Legal action possible
Article 225 of the 2021 Finance Law has been challenged before the Constitutional Council. The authors of the challenge argued that this provision (i) did not fall within the scope of finance laws,
(ii) disregarded the principle of legal certainty (respect for legally concluded agreements), and (iii) disregarded the principle of equality before the law.
However, the judges of the Constitutional Council found that Article 225 conforms tothe Constitution and noted that:
- The article directly affected budget expenditures for the coming year and could therefore be included in the budget law for 2021;
- a breach of legally concluded agreements was justified as being in the public interest because it is the intention of the legislator to remedy a contractual imbalance between producers and distributors of electricity and to ensure proper use of public funds. The judges also noted that the producers benefit from legal protections offered by the new safeguard mechanism ; and
- producers, whose facilities have a power output of more than 250 kilowatts peak, benefit from significantly higher profitability than other producers do. These producers are therefore placed, vis-à-vis the law, in a different situation, which rules out any disregard for the principle of equality.
The constitutionality of the article cannot be challenged, as a priority issue of constitutionality ("question prioritaire de constitutionnalité") However, other legal actions remain open.
Legal action could be brought before the administrative courts. The implementing decree and the ministerial order that will set the new feed-in tariffs could be subject to an action for annulment ("recours pour excès de pouvoir"). The question of compliance of the scheme with the European Convention for the Protection of Human Rights and Fundamental Freedoms (in particular with regard to article 1 of the first additional protocol related to protection of property) could be brought before administrative courts.
During the parliamentary debates, the Government mentioned an unpublished advisory opinion from the Council of State ("Conseil d'Etat") validating the envisaged scheme. It remains to be seen how the administrative courts (which are not bound by such an opinion) will rule on the implementation of the decree and the ministerial order.

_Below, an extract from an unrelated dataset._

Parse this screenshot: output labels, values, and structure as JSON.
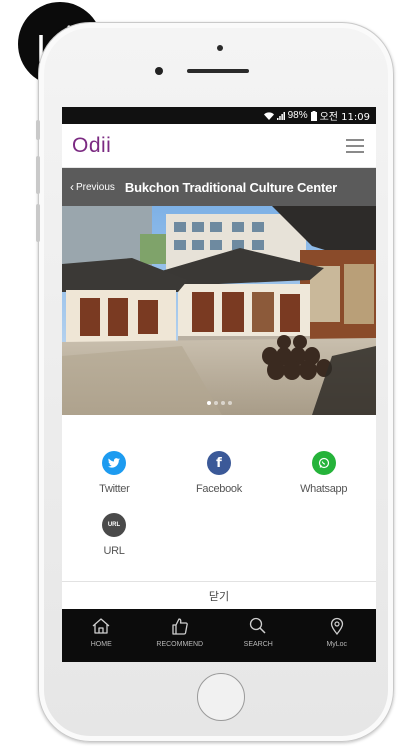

The implementation of Article 225 of the 2021 Finance Law could also give rise to claims by the affected producers seeking damages for loss of future profits.

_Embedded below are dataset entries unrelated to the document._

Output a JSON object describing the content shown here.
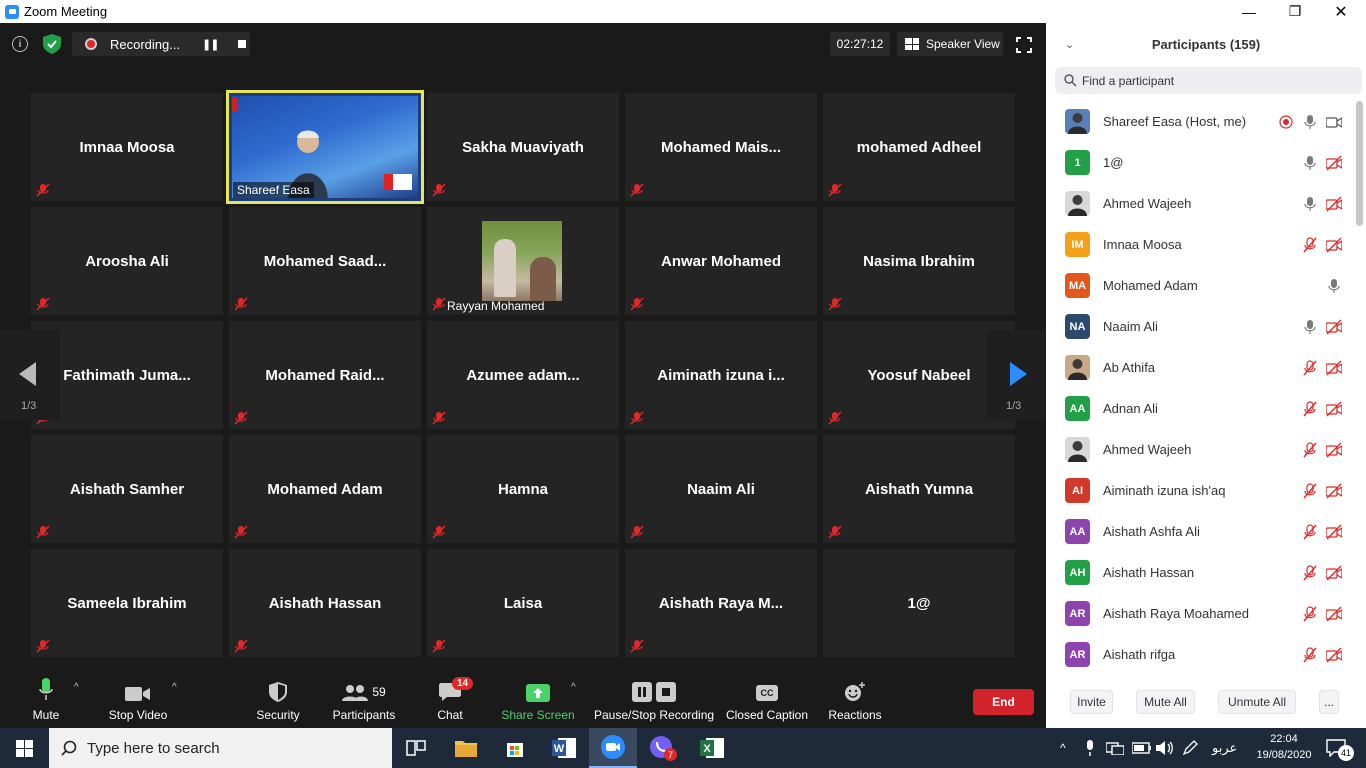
{
  "window": {
    "title": "Zoom Meeting",
    "controls": {
      "minimize": "—",
      "restore": "❐",
      "close": "✕"
    }
  },
  "topbar": {
    "info_glyph": "i",
    "recording_label": "Recording...",
    "pause_glyph": "❚❚",
    "timer": "02:27:12",
    "view_label": "Speaker View",
    "colors": {
      "shield": "#23a047",
      "record": "#e02828"
    }
  },
  "gallery": {
    "tiles": [
      {
        "name": "Imnaa Moosa"
      },
      {
        "name": "Shareef Easa",
        "video": true
      },
      {
        "name": "Sakha Muaviyath"
      },
      {
        "name": "Mohamed  Mais..."
      },
      {
        "name": "mohamed Adheel"
      },
      {
        "name": "Aroosha Ali"
      },
      {
        "name": "Mohamed  Saad..."
      },
      {
        "name": "Rayyan Mohamed",
        "photo": true
      },
      {
        "name": "Anwar Mohamed"
      },
      {
        "name": "Nasima Ibrahim"
      },
      {
        "name": "Fathimath  Juma..."
      },
      {
        "name": "Mohamed  Raid..."
      },
      {
        "name": "Azumee  adam..."
      },
      {
        "name": "Aiminath  izuna  i..."
      },
      {
        "name": "Yoosuf Nabeel"
      },
      {
        "name": "Aishath Samher"
      },
      {
        "name": "Mohamed Adam"
      },
      {
        "name": "Hamna"
      },
      {
        "name": "Naaim Ali"
      },
      {
        "name": "Aishath Yumna"
      },
      {
        "name": "Sameela Ibrahim"
      },
      {
        "name": "Aishath Hassan"
      },
      {
        "name": "Laisa"
      },
      {
        "name": "Aishath Raya M..."
      },
      {
        "name": "1@"
      }
    ],
    "page_prev": "1/3",
    "page_next": "1/3",
    "active_outline_color": "#e6e65c"
  },
  "toolbar": {
    "mute": "Mute",
    "stop_video": "Stop Video",
    "security": "Security",
    "participants": "Participants",
    "participants_count": "59",
    "chat": "Chat",
    "chat_badge": "14",
    "share_screen": "Share Screen",
    "pause_stop_recording": "Pause/Stop Recording",
    "closed_caption": "Closed Caption",
    "cc_glyph": "CC",
    "reactions": "Reactions",
    "end": "End",
    "caret": "^",
    "colors": {
      "share": "#4ad26b",
      "end": "#d3232a"
    }
  },
  "participants_panel": {
    "title": "Participants (159)",
    "search_placeholder": "Find a participant",
    "items": [
      {
        "initials": "",
        "name": "Shareef Easa (Host, me)",
        "color": "#5a7fb5",
        "mic": "on",
        "video": "on",
        "recording": true
      },
      {
        "initials": "1",
        "name": "1@",
        "color": "#23a047",
        "mic": "on",
        "video": "off"
      },
      {
        "initials": "",
        "name": "Ahmed Wajeeh",
        "color": "#d8d8d8",
        "mic": "on",
        "video": "off"
      },
      {
        "initials": "IM",
        "name": "Imnaa Moosa",
        "color": "#f5a01a",
        "mic": "off",
        "video": "off"
      },
      {
        "initials": "MA",
        "name": "Mohamed Adam",
        "color": "#e4571b",
        "mic": "on",
        "video": "none"
      },
      {
        "initials": "NA",
        "name": "Naaim Ali",
        "color": "#2c4a6e",
        "mic": "on",
        "video": "off"
      },
      {
        "initials": "",
        "name": "Ab Athifa",
        "color": "#c9a888",
        "mic": "off",
        "video": "off"
      },
      {
        "initials": "AA",
        "name": "Adnan Ali",
        "color": "#23a047",
        "mic": "off",
        "video": "off"
      },
      {
        "initials": "",
        "name": "Ahmed Wajeeh",
        "color": "#d8d8d8",
        "mic": "off",
        "video": "off"
      },
      {
        "initials": "AI",
        "name": "Aiminath izuna ish'aq",
        "color": "#d03a2a",
        "mic": "off",
        "video": "off"
      },
      {
        "initials": "AA",
        "name": "Aishath Ashfa Ali",
        "color": "#8e44ad",
        "mic": "off",
        "video": "off"
      },
      {
        "initials": "AH",
        "name": "Aishath Hassan",
        "color": "#23a047",
        "mic": "off",
        "video": "off"
      },
      {
        "initials": "AR",
        "name": "Aishath Raya Moahamed",
        "color": "#8e44ad",
        "mic": "off",
        "video": "off"
      },
      {
        "initials": "AR",
        "name": "Aishath rifga",
        "color": "#8e44ad",
        "mic": "off",
        "video": "off"
      }
    ],
    "footer": {
      "invite": "Invite",
      "mute_all": "Mute All",
      "unmute_all": "Unmute All",
      "more": "..."
    },
    "colors": {
      "muted_red": "#e02828"
    }
  },
  "taskbar": {
    "search_placeholder": "Type here to search",
    "viber_badge": "7",
    "tray_lang": "عربو",
    "clock_time": "22:04",
    "clock_date": "19/08/2020",
    "notif_count": "41",
    "tray_caret": "^"
  }
}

Depending on the nationality of the affected producers, the implementation of Article 225 of the 2021 Finance Law could also give rise to claims under bilateral and multilateral investment treaties ratified by France, including the Energy Charter Treaty. Amongst other things, these treaties generally require France to observe the obligations it entered into with protected investors or investments, to accord such investors and investments fair and equitable treatment, and to protect them against arbitrary measures. Importantly, moreover, these treaties typically give investors a direct right of recourse before an arbitral tribunal for breach of those protections. European countries that have adopted similar measures have faced an avalanche of investment treaty claims from foreign investors affected by such measures, some of which have already resulted in sizeable awards in favor of the foreign investors. France's newly adopted provision may invite a similar fate.
1 Audit Court, Communication to the Senate Finance Committee, March 2018, "Le soutien aux énergies renouvelables" (Support for renewable energies).
This publication is provided for your convenience and does not constitute legal advice. This publication is protected by copyright.
© 2021 White & Case LLP